Simple Practices to Improve Sanitation and Hygiene

Clean water must be kept clean from the source to the point of use, so knowing how to put it in clean containers (often jerry cans or earthen jars) and keep it from contamination is essential. Fecal matter and other pollution must be kept from contaminating the water source. Hands that prepare food and interact with children and neighbors must be free from harmful pathogens. Open defecation leads to the spread of harmful pathogens through feet, hands, flies, food, and water. If handwashing with soap is not practiced, germs and disease can spread rapidly. Likewise, effective handwashing requires clean water.

Lifewater addresses the global water, sanitation and hygiene crisis through equipping communities in Africa and Asia with materials, technical training, and education to achieve and maintain safe water access, adequate sanitation and effective hygiene. To achieve maximum benefits, and to ensure that our work is sustainable, Lifewater works to equip communities with a strong foundation in knowledge and awareness of the various sources of disease and illness, as well as practical and culturally-sensitive solutions to stop the spread of disease.

[1] WHO and UNICEF Joint Monitoring Programme for Water Supply and Sanitation, Progress on Drinking Water and Sanitation: 2014 Update (Geneva: WHO Press, 2014), 8.

[2] United Nations Children’s Fund (UNICEF), Pneumonia and diarrhea: Tackling the deadliest diseases for the world’s poorest children (New York: UNICEF 2012), 5.

[3] “Diarrhoeal disease: Fact Sheet #330,” World Health Organization, last modified April 2013, http://www.who.int/mediacentre/factsheets/fs330/en. See also United Nations Children’s Fund (UNICEF), Pneumonia and diarrhea: Tackling the deadliest diseases for the world’s poorest children (New York: UNICEF 2012), 5.

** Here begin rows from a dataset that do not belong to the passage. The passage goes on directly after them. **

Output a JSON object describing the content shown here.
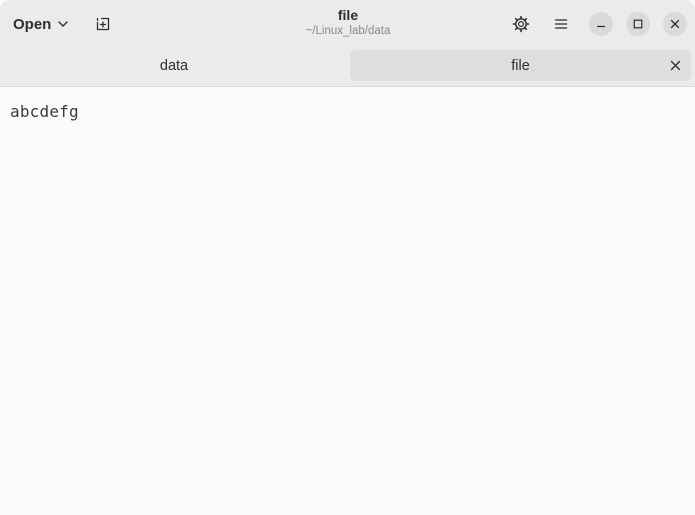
{
  "header": {
    "open_label": "Open",
    "title": "file",
    "subtitle": "~/Linux_lab/data",
    "icons": {
      "open_dropdown": "chevron-down-icon",
      "new_tab": "new-tab-icon",
      "settings": "gear-icon",
      "menu": "hamburger-menu-icon",
      "minimize": "minimize-icon",
      "maximize": "maximize-icon",
      "close": "close-icon"
    }
  },
  "tabs": [
    {
      "label": "data",
      "active": false
    },
    {
      "label": "file",
      "active": true
    }
  ],
  "editor": {
    "lines": [
      "abcdefg"
    ]
  },
  "colors": {
    "headerbar": "#ebebeb",
    "editor_background": "#fafafa",
    "active_tab": "#dedede",
    "window_button": "#dadada"
  }
}
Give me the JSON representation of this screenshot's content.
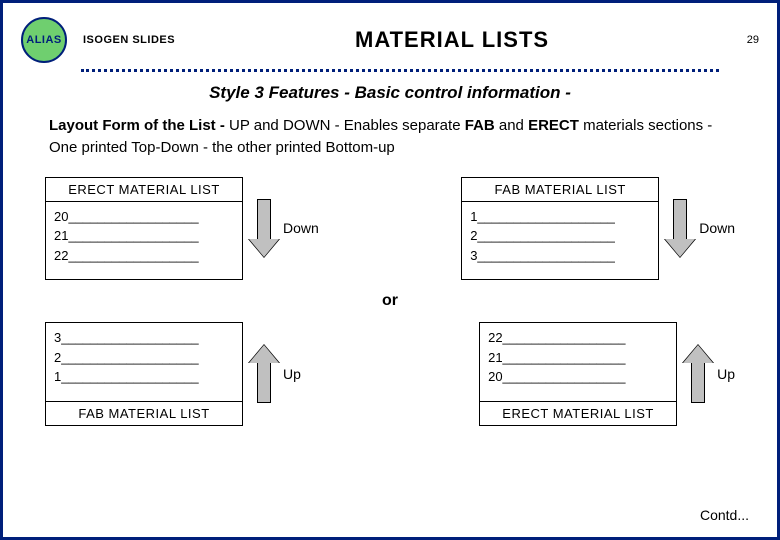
{
  "header": {
    "badge": "ALIAS",
    "isogen": "ISOGEN SLIDES",
    "title": "MATERIAL LISTS",
    "page": "29"
  },
  "subtitle": "Style 3 Features - Basic control information -",
  "body": {
    "lead_bold": "Layout Form of the List -",
    "up": "UP",
    "and": " and ",
    "down": "DOWN",
    "mid1": " - Enables separate ",
    "fab": "FAB",
    "mid2": " and ",
    "erect": "ERECT",
    "tail": " materials sections - One printed Top-Down - the other printed Bottom-up"
  },
  "diagram": {
    "top": {
      "left": {
        "title": "ERECT MATERIAL  LIST",
        "rows": "20__________________\n21__________________\n22__________________",
        "arrow": "Down"
      },
      "right": {
        "title": "FAB  MATERIAL  LIST",
        "rows": "1___________________\n2___________________\n3___________________",
        "arrow": "Down"
      }
    },
    "or": "or",
    "bottom": {
      "left": {
        "rows": "3___________________\n2___________________\n1___________________",
        "footer": "FAB  MATERIAL  LIST",
        "arrow": "Up"
      },
      "right": {
        "rows": "22_________________\n21_________________\n20_________________",
        "footer": "ERECT MATERIAL  LIST",
        "arrow": "Up"
      }
    }
  },
  "contd": "Contd..."
}
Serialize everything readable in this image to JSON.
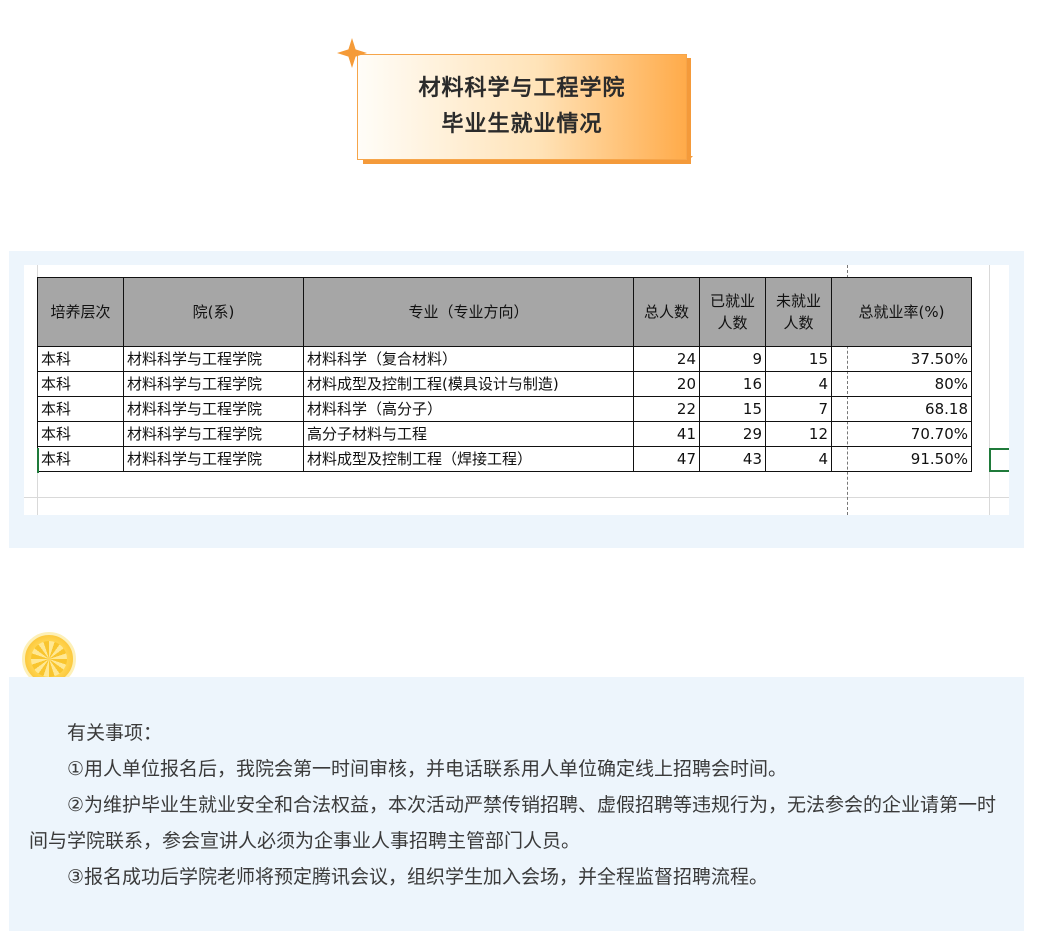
{
  "title": {
    "line1": "材料科学与工程学院",
    "line2": "毕业生就业情况"
  },
  "table": {
    "headers": [
      "培养层次",
      "院(系)",
      "专业（专业方向）",
      "总人数",
      "已就业人数",
      "未就业人数",
      "总就业率(%)"
    ],
    "rows": [
      [
        "本科",
        "材料科学与工程学院",
        "材料科学（复合材料）",
        "24",
        "9",
        "15",
        "37.50%"
      ],
      [
        "本科",
        "材料科学与工程学院",
        "材料成型及控制工程(模具设计与制造)",
        "20",
        "16",
        "4",
        "80%"
      ],
      [
        "本科",
        "材料科学与工程学院",
        "材料科学（高分子）",
        "22",
        "15",
        "7",
        "68.18"
      ],
      [
        "本科",
        "材料科学与工程学院",
        "高分子材料与工程",
        "41",
        "29",
        "12",
        "70.70%"
      ],
      [
        "本科",
        "材料科学与工程学院",
        "材料成型及控制工程（焊接工程）",
        "47",
        "43",
        "4",
        "91.50%"
      ]
    ]
  },
  "notes": {
    "heading": "有关事项：",
    "item1": "①用人单位报名后，我院会第一时间审核，并电话联系用人单位确定线上招聘会时间。",
    "item2": "②为维护毕业生就业安全和合法权益，本次活动严禁传销招聘、虚假招聘等违规行为，无法参会的企业请第一时间与学院联系，参会宣讲人必须为企事业人事招聘主管部门人员。",
    "item3": "③报名成功后学院老师将预定腾讯会议，组织学生加入会场，并全程监督招聘流程。"
  },
  "colors": {
    "accent": "#f59b38",
    "panel_bg": "#edf5fc",
    "header_bg": "#a6a6a6",
    "selection": "#1f7a3a"
  }
}
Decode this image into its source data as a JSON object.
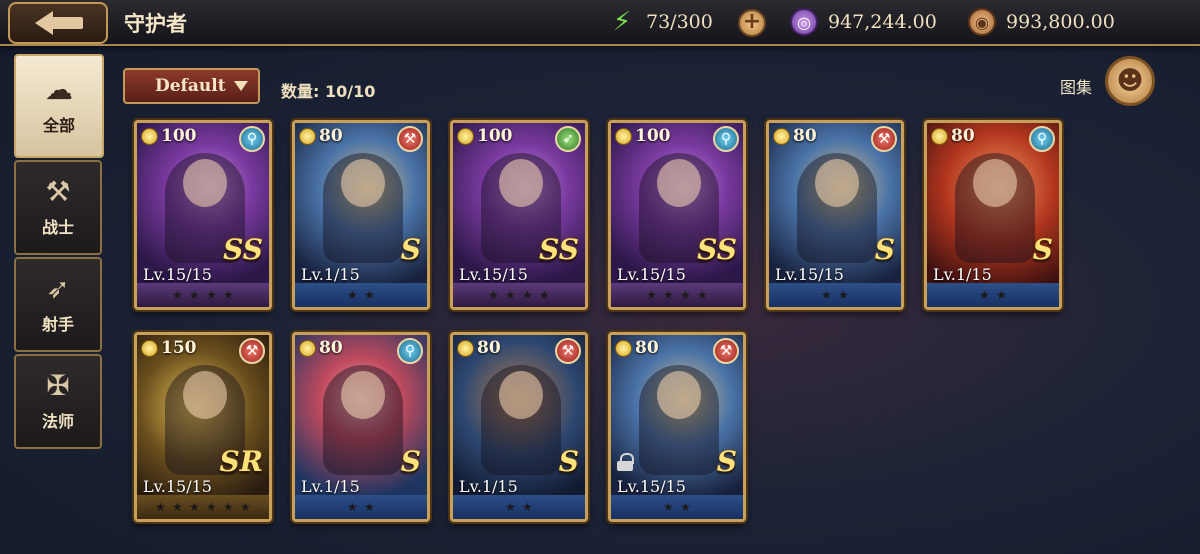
{
  "header": {
    "title": "守护者",
    "energy": "73/300",
    "gems": "947,244.00",
    "coins": "993,800.00"
  },
  "sidebar": {
    "items": [
      {
        "label": "全部",
        "icon": "cloud-icon",
        "active": true
      },
      {
        "label": "战士",
        "icon": "hammer-icon",
        "active": false
      },
      {
        "label": "射手",
        "icon": "bow-icon",
        "active": false
      },
      {
        "label": "法师",
        "icon": "staff-icon",
        "active": false
      }
    ]
  },
  "controls": {
    "sort_label": "Default",
    "count_label": "数量: 10/10",
    "collection_label": "图集"
  },
  "cards": [
    {
      "cost": "100",
      "class": "mage",
      "rarity": "SS",
      "level": "Lv.15/15",
      "stars": 4,
      "theme": "purple",
      "locked": false
    },
    {
      "cost": "80",
      "class": "warrior",
      "rarity": "S",
      "level": "Lv.1/15",
      "stars": 2,
      "theme": "blue",
      "locked": false
    },
    {
      "cost": "100",
      "class": "archer",
      "rarity": "SS",
      "level": "Lv.15/15",
      "stars": 4,
      "theme": "purple",
      "locked": false
    },
    {
      "cost": "100",
      "class": "mage",
      "rarity": "SS",
      "level": "Lv.15/15",
      "stars": 4,
      "theme": "purple",
      "locked": false
    },
    {
      "cost": "80",
      "class": "warrior",
      "rarity": "S",
      "level": "Lv.15/15",
      "stars": 2,
      "theme": "blue",
      "locked": false
    },
    {
      "cost": "80",
      "class": "mage",
      "rarity": "S",
      "level": "Lv.1/15",
      "stars": 2,
      "theme": "red",
      "locked": false
    },
    {
      "cost": "150",
      "class": "warrior",
      "rarity": "SR",
      "level": "Lv.15/15",
      "stars": 6,
      "theme": "gold",
      "locked": false
    },
    {
      "cost": "80",
      "class": "mage",
      "rarity": "S",
      "level": "Lv.1/15",
      "stars": 2,
      "theme": "pink",
      "locked": false
    },
    {
      "cost": "80",
      "class": "warrior",
      "rarity": "S",
      "level": "Lv.1/15",
      "stars": 2,
      "theme": "dusk",
      "locked": false
    },
    {
      "cost": "80",
      "class": "warrior",
      "rarity": "S",
      "level": "Lv.15/15",
      "stars": 2,
      "theme": "blue",
      "locked": true
    }
  ]
}
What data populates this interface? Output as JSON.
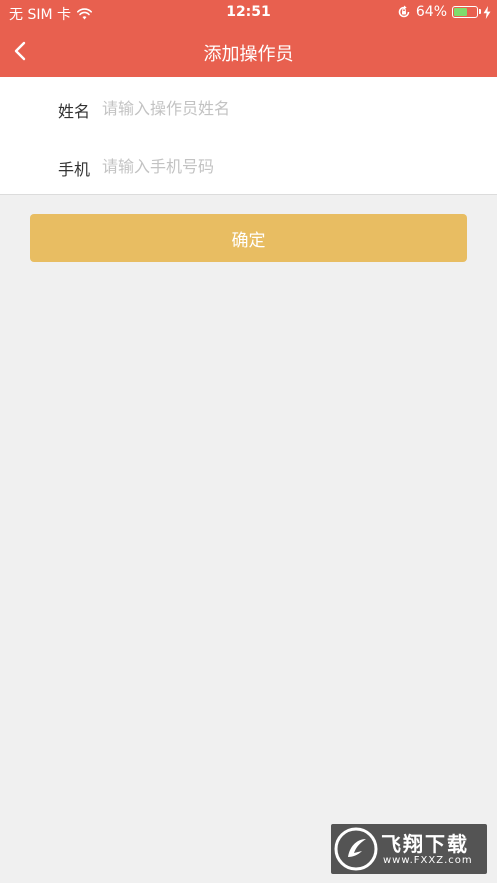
{
  "status_bar": {
    "carrier": "无 SIM 卡",
    "time": "12:51",
    "battery_percent": "64%",
    "battery_level": 0.64,
    "icons": [
      "wifi-icon",
      "orientation-lock-icon",
      "battery-icon",
      "charging-bolt-icon"
    ]
  },
  "nav": {
    "title": "添加操作员",
    "back_icon": "chevron-left-icon"
  },
  "form": {
    "name": {
      "label": "姓名",
      "value": "",
      "placeholder": "请输入操作员姓名"
    },
    "phone": {
      "label": "手机",
      "value": "",
      "placeholder": "请输入手机号码"
    }
  },
  "confirm_label": "确定",
  "watermark": {
    "text": "飞翔下载",
    "url": "www.FXXZ.com"
  },
  "colors": {
    "header": "#e8604f",
    "button": "#e8bd62",
    "background": "#f0f0f0",
    "placeholder": "#c3c3c3"
  }
}
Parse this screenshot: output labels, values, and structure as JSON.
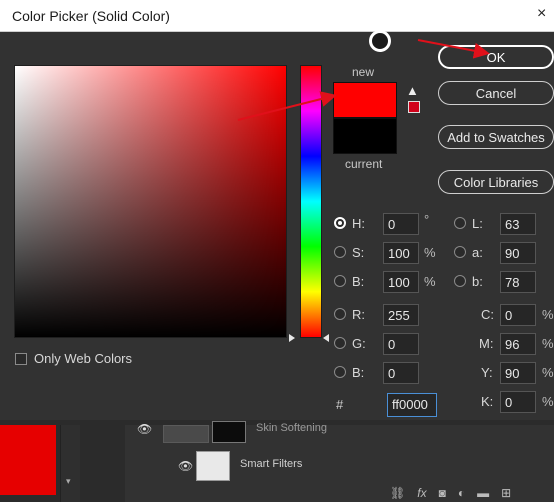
{
  "dialog": {
    "title": "Color Picker (Solid Color)",
    "close_glyph": "×"
  },
  "swatches": {
    "new_label": "new",
    "current_label": "current",
    "new_color": "#ff0000",
    "current_color": "#000000"
  },
  "buttons": {
    "ok": "OK",
    "cancel": "Cancel",
    "add_to_swatches": "Add to Swatches",
    "color_libraries": "Color Libraries"
  },
  "hsb": {
    "h_label": "H:",
    "h_value": "0",
    "h_unit": "°",
    "s_label": "S:",
    "s_value": "100",
    "s_unit": "%",
    "b_label": "B:",
    "b_value": "100",
    "b_unit": "%"
  },
  "lab": {
    "l_label": "L:",
    "l_value": "63",
    "a_label": "a:",
    "a_value": "90",
    "b_label": "b:",
    "b_value": "78"
  },
  "rgb": {
    "r_label": "R:",
    "r_value": "255",
    "g_label": "G:",
    "g_value": "0",
    "b_label": "B:",
    "b_value": "0"
  },
  "cmyk": {
    "c_label": "C:",
    "c_value": "0",
    "c_unit": "%",
    "m_label": "M:",
    "m_value": "96",
    "m_unit": "%",
    "y_label": "Y:",
    "y_value": "90",
    "y_unit": "%",
    "k_label": "K:",
    "k_value": "0",
    "k_unit": "%"
  },
  "hex": {
    "hash": "#",
    "value": "ff0000"
  },
  "options": {
    "only_web_colors": "Only Web Colors"
  },
  "layers_panel": {
    "layer_name": "Skin Softening",
    "smart_filters": "Smart Filters"
  },
  "colors": {
    "accent_red": "#e60000",
    "annotation_red": "#e0101a"
  }
}
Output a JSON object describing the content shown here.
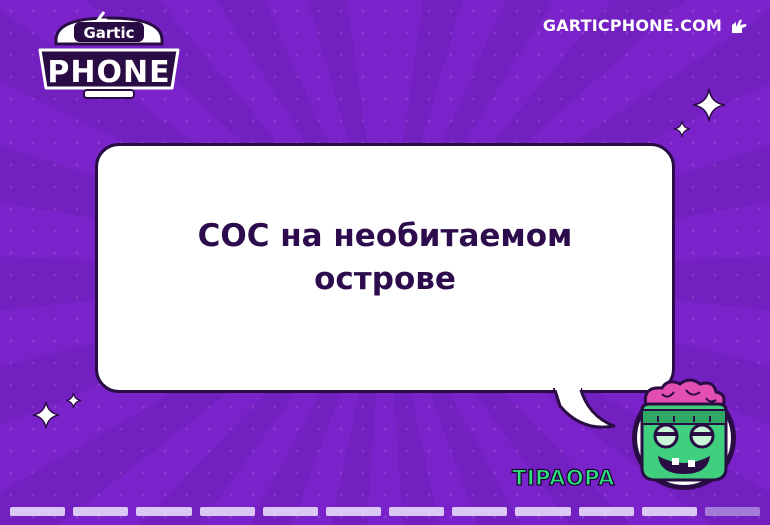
{
  "header": {
    "logo_text_top": "Gartic",
    "logo_text_main": "PHONE",
    "site_label": "GARTICPHONE.COM",
    "site_icon": "hand-pointer-icon"
  },
  "prompt": {
    "text": "СОС на необитаемом острове"
  },
  "player": {
    "name": "TIPAOPA",
    "avatar": "zombie-avatar-icon"
  },
  "progress": {
    "total_segments": 12,
    "completed_segments": 11
  },
  "colors": {
    "background": "#7a22c9",
    "prompt_text": "#2c0c4c",
    "player_name": "#2de47f"
  }
}
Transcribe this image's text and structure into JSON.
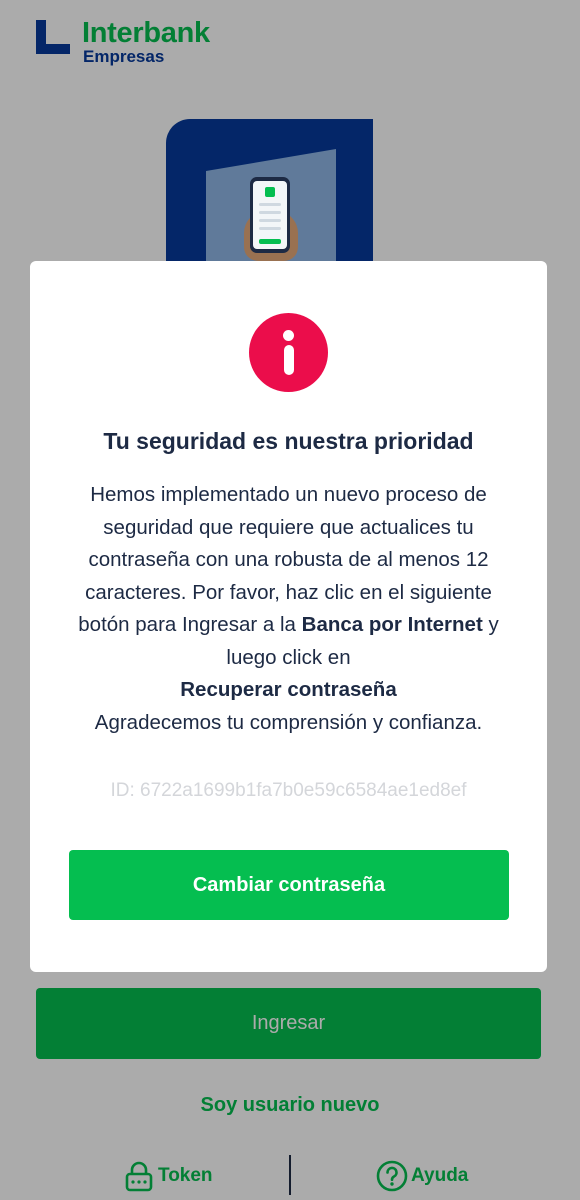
{
  "brand": {
    "name": "Interbank",
    "sub": "Empresas",
    "primary_green": "#05be50",
    "brand_blue": "#063a9b"
  },
  "hero": {
    "icon": "phone-in-hand-illustration"
  },
  "background": {
    "ingresar_label": "Ingresar",
    "new_user_label": "Soy usuario nuevo",
    "nav": {
      "token_label": "Token",
      "token_icon": "lock-icon",
      "help_label": "Ayuda",
      "help_icon": "question-circle-icon"
    }
  },
  "modal": {
    "icon": "info-icon",
    "icon_color": "#eb0d4b",
    "title": "Tu seguridad es nuestra prioridad",
    "body_part1": "Hemos implementado un nuevo proceso de seguridad que requiere que actualices tu contraseña con una robusta de al menos 12 caracteres. Por favor, haz clic en el siguiente botón para Ingresar a la",
    "body_bold1": "Banca por Internet",
    "body_part2": "y luego click en",
    "body_bold2": "Recuperar contraseña",
    "body_part3": "Agradecemos tu comprensión y confianza.",
    "id_text": "ID: 6722a1699b1fa7b0e59c6584ae1ed8ef",
    "button_label": "Cambiar contraseña"
  }
}
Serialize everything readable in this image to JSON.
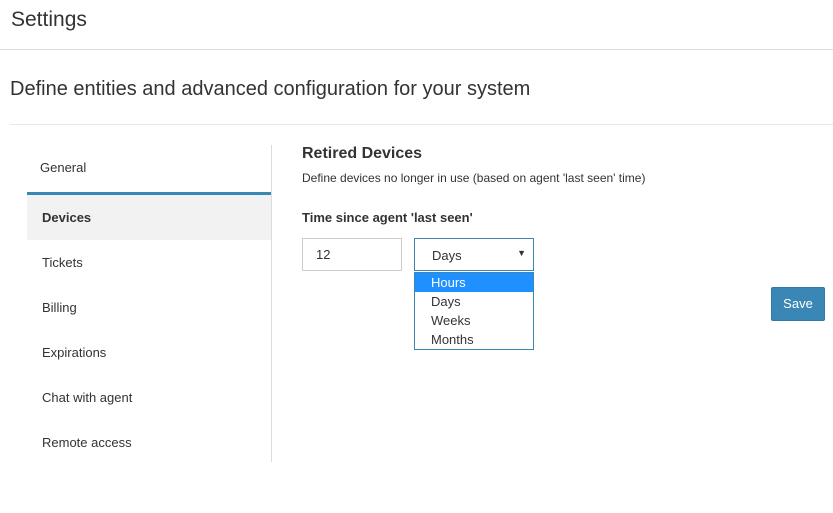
{
  "header": {
    "title": "Settings"
  },
  "subtitle": "Define entities and advanced configuration for your system",
  "sidebar": {
    "items": [
      {
        "label": "General"
      },
      {
        "label": "Devices"
      },
      {
        "label": "Tickets"
      },
      {
        "label": "Billing"
      },
      {
        "label": "Expirations"
      },
      {
        "label": "Chat with agent"
      },
      {
        "label": "Remote access"
      }
    ],
    "active": "Devices"
  },
  "main": {
    "section_title": "Retired Devices",
    "section_desc": "Define devices no longer in use (based on agent 'last seen' time)",
    "field_label": "Time since agent 'last seen'",
    "number_value": "12",
    "unit_select": {
      "selected": "Days",
      "options": [
        "Hours",
        "Days",
        "Weeks",
        "Months"
      ],
      "highlighted": "Hours"
    },
    "save_label": "Save"
  },
  "colors": {
    "accent": "#3a87b5",
    "highlight": "#1e90ff"
  },
  "icons": {
    "select_caret": "caret-down-icon"
  }
}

[4] United Nations Children’s Fund (UNICEF), Committing to Child Survival: A Promise Renewed, Progress Report 2013 (New York: UNICEF 2013), 25.

[5] WHO and UNICEF Joint Monitoring Programme, Global water supply and sanitation assessment 2000 report (Geneva and New York, 2000), at v.

[6] Lorna Fewtrell, Rachel B Kaufmann, David Kay, Wayne Enanoria, Laurence Haller and Jr, John M Colford, 2005. “Water, sanitation, and hygiene interventions to reduce diarrhoea in less developed countries: a systematic review and meta-analysis.” The Lancet Infectious Diseases Vol. 5, Iss. 1 (Jan 2005): 42-52.

[7] WHO and UNICEF Joint Monitoring Programme, Global water supply and sanitation assessment 2000 report (Geneva and New York, 2000), at v.